Cleveland Trust Exterior During Cleaning, 1964 For years Cleveland Press columnist Milt Widder conducted what historian John Vacha called "a one-man campaign in print for Cleveland Trust to clean up its sooty facade, often addressing his squibs publicly to bank president George Gund." The soot, of course, was a signature of a city–and a bank–built on heavy industry, but by the 1960s, with the first major wave of downtown revitalization underway, Cleveland Trust's seeming obliviousness to the appearance of the city's leading bank and its most prominent crossroads drew fire. In 1964, Gund ordered a thorough cleaning of his bank. Source: Cleveland Memory Project, Cleveland State University Library Special Collections Creator: Clay Herrick Date: 1964
Cleveland Trust Tower Rendering, 1967 This artist's rendering shows the bank's plan to construct twin 29-story towers immediately south and east of the original Cleveland Trust Company Building. Only the south tower was built. Marcel Breuer, who designed the towers, was a noted Brutalist architect, and the one resulting structure represents his only skyscraper project. The tower was recently converted into "The 9," a complex of luxury apartments and a hotel called the Metropolitan at the 9. Source: Cleveland Memory Project, Cleveland State University Library Special Collections Date: 1967
Bas-relief in Exterior Pediment, 2015 The Cleveland Trust Company Building’s outer pediments were designed by Karl Bitter. The ones facing Euclid Avenue represent land- and sea-based means of acquiring wealth, such as mining and fishing. Seated between the land and sea halves is a figure that represents banking—the point where resources and accumulation of wealth come together. Creator: J. Mark Souther Date: December 17, 2015
Opening Day at Heinen's, 2015 Six of Francis Millet's mural panels can be seen in this photo. According to a 1910 article in the Plain Dealer, President William Howard Taft was so moved by the painting of Niagara Falls (at right) that he pushed to reinstate a commission that would protect the Falls from development.

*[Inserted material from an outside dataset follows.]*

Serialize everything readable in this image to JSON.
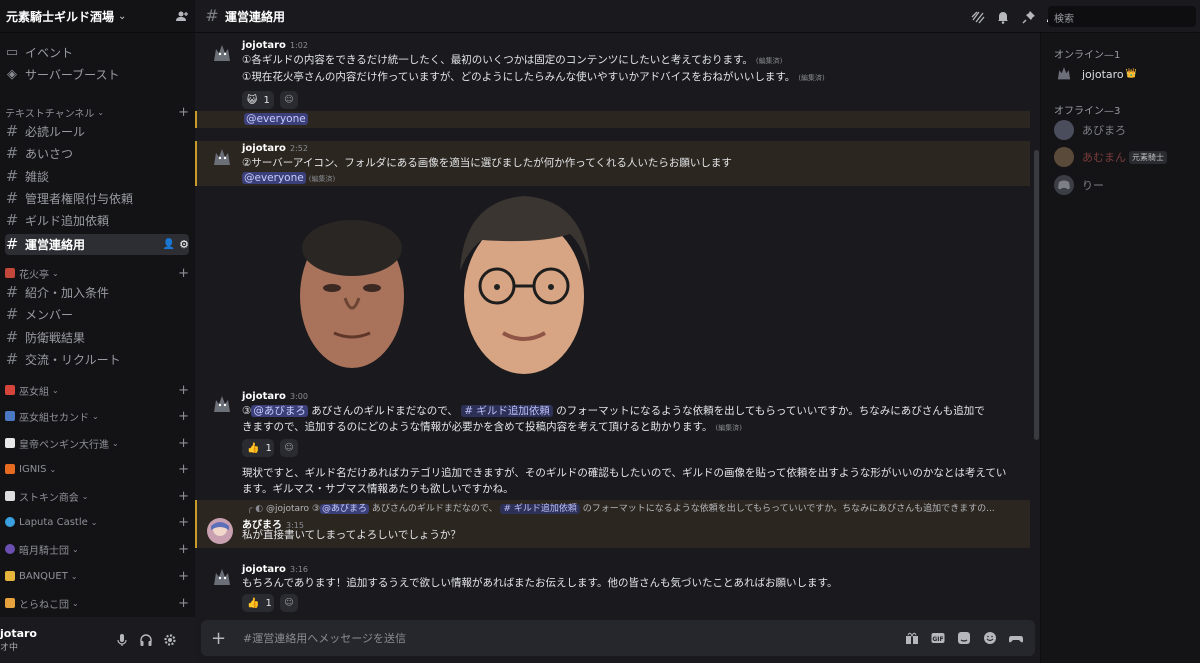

Sadly, Millet died when the Titanic sank in 1912, four years after he completed the Cleveland Trust murals. Source: Flickr, http://www.flickr.com/photos/edrost88/16648036925/, CC BY 2.0 Creator: Erik Drost Date: February 25, 2015

Location

900 Euclid Ave., Cleveland, OH 44115

Metadata

Charlotte Nicole Toledo and Chris Roy, “Cleveland Trust Company,” Cleveland Historical, accessed August 15, 2022, https://clevelandhistorical.org/index.php/items/show/761.